### TASK TO CARRY OUT
Since the copy must match the original, write out each record word for word, skipping only the pictures.
===== PROVIDED INFORMATION =====
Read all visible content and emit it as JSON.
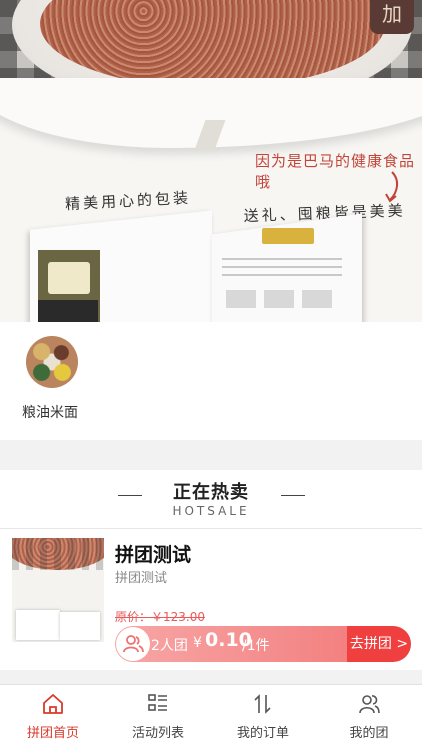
{
  "banner": {
    "corner_char": "加",
    "caption_red": "因为是巴马的健康食品哦",
    "caption_left": "精美用心的包装",
    "caption_right": "送礼、囤粮皆是美美的"
  },
  "categories": [
    {
      "label": "粮油米面",
      "icon": "grains-icon"
    }
  ],
  "hot_section": {
    "title": "正在热卖",
    "subtitle": "HOTSALE",
    "products": [
      {
        "name": "拼团测试",
        "description": "拼团测试",
        "original_price": "原价：￥123.00",
        "group_count": "2人团",
        "currency": "¥",
        "group_price": "0.10",
        "unit": "/1件",
        "join_label": "去拼团 >"
      }
    ]
  },
  "tabbar": {
    "items": [
      {
        "label": "拼团首页",
        "icon": "home-icon",
        "active": true
      },
      {
        "label": "活动列表",
        "icon": "list-icon",
        "active": false
      },
      {
        "label": "我的订单",
        "icon": "sort-icon",
        "active": false
      },
      {
        "label": "我的团",
        "icon": "group-icon",
        "active": false
      }
    ]
  },
  "colors": {
    "accent": "#d93a2a",
    "group_bar": "#f48a8a",
    "join_button": "#ef3f3f",
    "strike_price": "#e85a5a"
  }
}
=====
### SOLUTION FOR THIS TASK
Read all visible content and emit it as JSON.
{
  "banner": {
    "corner_char": "加",
    "caption_red": "因为是巴马的健康食品哦",
    "caption_left": "精美用心的包装",
    "caption_right": "送礼、囤粮皆是美美的"
  },
  "categories": [
    {
      "label": "粮油米面",
      "icon": "grains-icon"
    }
  ],
  "hot_section": {
    "title": "正在热卖",
    "subtitle": "HOTSALE",
    "products": [
      {
        "name": "拼团测试",
        "description": "拼团测试",
        "original_price": "原价：￥123.00",
        "group_count": "2人团",
        "currency": "¥",
        "group_price": "0.10",
        "unit": "/1件",
        "join_label": "去拼团 >"
      }
    ]
  },
  "tabbar": {
    "items": [
      {
        "label": "拼团首页",
        "icon": "home-icon",
        "active": true
      },
      {
        "label": "活动列表",
        "icon": "list-icon",
        "active": false
      },
      {
        "label": "我的订单",
        "icon": "sort-icon",
        "active": false
      },
      {
        "label": "我的团",
        "icon": "group-icon",
        "active": false
      }
    ]
  },
  "colors": {
    "accent": "#d93a2a",
    "group_bar": "#f48a8a",
    "join_button": "#ef3f3f",
    "strike_price": "#e85a5a"
  }
}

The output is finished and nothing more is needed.